Like anyone who spends time in the water, I’ve had more than a few unpleasant encounters with floating trash. Abandoned dinghies, nets, buoys, mylar balloons, dead birds and fish, and above all, plastic. Around the world, people dump about 20 million tons of plastic into the ocean every year, much of it in the form of flyaway plastic bags. This waste doesn’t get magically swallowed by the ocean--it lingers indefinitely, posing a threat to marine life and to human health.
(Soft Drink Cans and Plastic Bottles Going for a Swim, by Mink, Creative Commons BY-NC-SA 2.0)
Picking up garbage in the ocean is an expensive proposition, so the smart solution is to stop this waste at its source. That’s why California—with its 840-mile coastline and a 13-billion-bag-a-year habit, just became the first state in the nation to ban single-use plastic bags.
As vast and powerful as our ocean seems to be, it is vulnerable. For one thing, plastic in the ocean doesn’t disappear. Those flimsy bags that tear so easily under the weight of a milk carton stay intact for decades in the ocean, where they can hurt marine life as well as human health. Whales and turtles mistake floating bags for squid or jellyfish, and seabirds, like albatross, feed bits of plastic to their chicks—eating plastic can lead to starvation, malnutrition, or internal injuries. Some plastics contain toxic substances that can kill or harm reproduction in fish, shellfish, or any marine life.
The prevalence of plastic in the ocean has scientists concerned not just for marine ecosystems but for human health as well. Plastic doesn’t degrade completely—it’s pretty much around, in some form, for centuries. Plastic debris absorbs and concentrates toxins from seawater. When sea creatures eat plastic, those toxins accumulate in the food chain, putting human health at risk.

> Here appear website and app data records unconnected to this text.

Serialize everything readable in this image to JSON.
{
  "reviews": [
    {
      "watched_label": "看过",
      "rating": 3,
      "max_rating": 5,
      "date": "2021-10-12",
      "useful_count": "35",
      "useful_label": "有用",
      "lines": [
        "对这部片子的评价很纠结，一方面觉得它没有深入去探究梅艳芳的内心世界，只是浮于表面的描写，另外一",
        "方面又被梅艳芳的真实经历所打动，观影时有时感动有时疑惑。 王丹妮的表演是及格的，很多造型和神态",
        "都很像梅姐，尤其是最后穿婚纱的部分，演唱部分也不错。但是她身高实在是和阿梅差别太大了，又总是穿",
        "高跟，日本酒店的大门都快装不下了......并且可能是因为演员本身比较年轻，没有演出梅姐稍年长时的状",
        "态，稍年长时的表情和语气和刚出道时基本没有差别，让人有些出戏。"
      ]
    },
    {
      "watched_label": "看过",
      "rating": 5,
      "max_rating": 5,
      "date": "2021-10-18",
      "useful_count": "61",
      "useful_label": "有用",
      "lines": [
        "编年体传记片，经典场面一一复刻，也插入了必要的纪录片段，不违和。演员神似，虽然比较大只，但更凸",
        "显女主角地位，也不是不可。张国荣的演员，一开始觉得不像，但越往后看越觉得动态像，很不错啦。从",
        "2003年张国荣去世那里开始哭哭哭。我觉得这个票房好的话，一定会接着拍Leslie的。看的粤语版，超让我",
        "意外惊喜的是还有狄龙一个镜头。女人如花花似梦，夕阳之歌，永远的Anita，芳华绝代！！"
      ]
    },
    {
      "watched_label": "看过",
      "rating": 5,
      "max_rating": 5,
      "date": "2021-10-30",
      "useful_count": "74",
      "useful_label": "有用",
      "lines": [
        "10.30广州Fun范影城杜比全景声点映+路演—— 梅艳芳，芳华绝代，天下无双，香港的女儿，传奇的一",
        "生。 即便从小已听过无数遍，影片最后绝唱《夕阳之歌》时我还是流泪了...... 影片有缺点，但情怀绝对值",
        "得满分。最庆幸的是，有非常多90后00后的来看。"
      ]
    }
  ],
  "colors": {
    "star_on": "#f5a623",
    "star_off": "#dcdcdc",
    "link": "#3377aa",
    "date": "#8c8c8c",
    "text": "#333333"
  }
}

Plastic waste hurts city budgets, too. NRDC reported last year that 95 California cities, coastal and inland, spend nearly $500 million a year to clean up litter and keep trash out of waterways. The recycling rate for plastic bags, wraps, and the like is only about 12 percent.
My NRDC colleagues in California have been working with a broad coalition of environmental and community groups, retailers, and Latino leaders to develop smart, thoughtful legislation to reduce the burden of plastic pollution and protect California’s valuable ocean resources. The law Governor Brown signed last week will ban the distribution of single-use plastic bags from groceries and pharmacies starting in July 2015, and liquor stores and convenience stores from July 2016.
Customers who don’t have their own bags will still have the option of buying a compostable plastic bag, a recycled content paper bag, or other reusable bag for 10 cents. The fee will be waived for low-income shoppers who participate in the state food program. What’s more, the law includes an appropriation of $2 million to create and retain jobs by helping manufacturers of single-use plastic bags switch to production of durable, reusable bags.
California is the first state to ban throwaway plastic bags, but this move started in the cities. San Francisco was the first U.S. city to ban the bag back in 2007. Today, more than 150 cities and counties are implementing bans or fees on bags to reduce plastic waste, including Chicago, New York, Austin, Dallas, much of Hawaii, and Washington, D.C. Scaling these changes up to the state level—especially in a big, coastal state like California-- makes a real difference in protecting our oceans. Keeping 13 billion bags out of the water every year is a very good start.
[This post is part of our Wasteland series, featuring people, towns, businesses and industries that are finding innovative ways to cut waste, boost efficiency and save money, time and valuable resources.]